Buying Beef: Hanging Weight vs Cut Weight
We bought a quarter of a cow today from the farmer up the road. It ended up being a lot less meat than we’d expected though; about 97 lbs.
If you’re like us, that just doesn’t sound right does it? A cow weighs like 800 lbs or something, how could a quarter of it only be 97 lbs?
Well, it’s because of something called hanging weight vs. cut weight. Which we didn’t really understand before we made our purchase, and so we ended up paying more than we’d expected per pound.
Let me explain.
When you buy meat from a farmer, they usually require you to purchase at least a quarter of a cow at a time. (You can split it with friends or family to share the expense.) And they will charge you per pound of “hanging weight”.
Hanging weight refers to the slab of meat before it is cut up and processed. After it has cured for a couple of weeks, the butcher will trim the meat of fat and bones and stuff, and package it up for you. The end result is “cut meat”, which due to the trimming, is a much smaller piece of meat than you started with.
This means that when you calculate the end result with the price per pound that you paid, it will end up being much more per pound.
In our case, the farmer charged us $2/lb hanging weight, which ended up totaling $382 (thank goodness for a tax refund!). But when we calculated how many pounds of meat we actually brought home it ended up being about $3.90/lb.
It was definitely a good deal for locally raised, grass fed beef. But still much more than we’d expected to pay. We had actually planned on splitting the meat (and the cost) with some friends. But what we have isn’t enough to share.
Honestly, I can’t complain though. I’ve looked around, and the average price I’ve found for grass fed beef ranges from $3-$4/lb hanging weight, so you’d end up paying almost double that for the cut meat.
Plus, this includes pot roast, round roast, london broil, chuck roast, sirloin steaks, sirloin tip roast, ribeye steaks, t-bone steaks, and short ribs. Not to mention tons of ground beef, and some soup bones.
So, we are still pleased with our investment. But it’s good to know what to expect next time we plan on buying beef in bulk like this.

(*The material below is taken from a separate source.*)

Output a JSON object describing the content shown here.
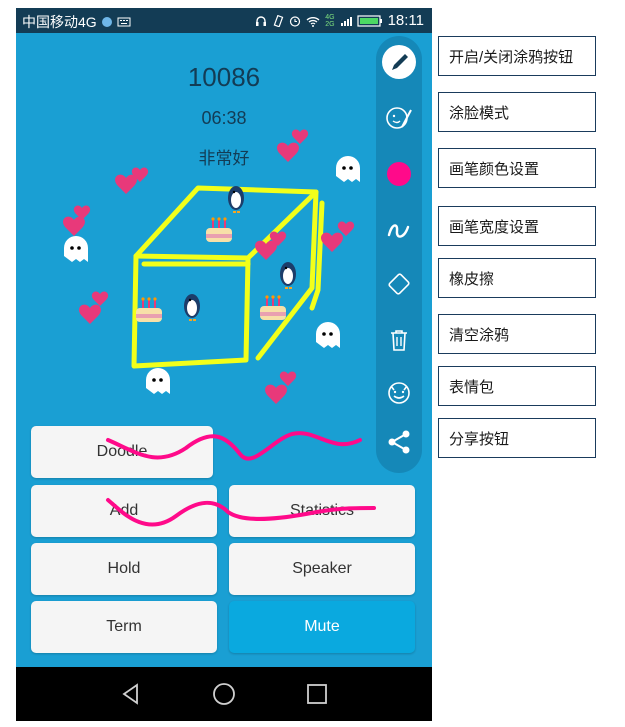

And hopefully this lesson has been helpful to some of you as well.
Do you buy beef by the quarter or half a cow? I’d be interested in knowing what you pay per pound hanging weight!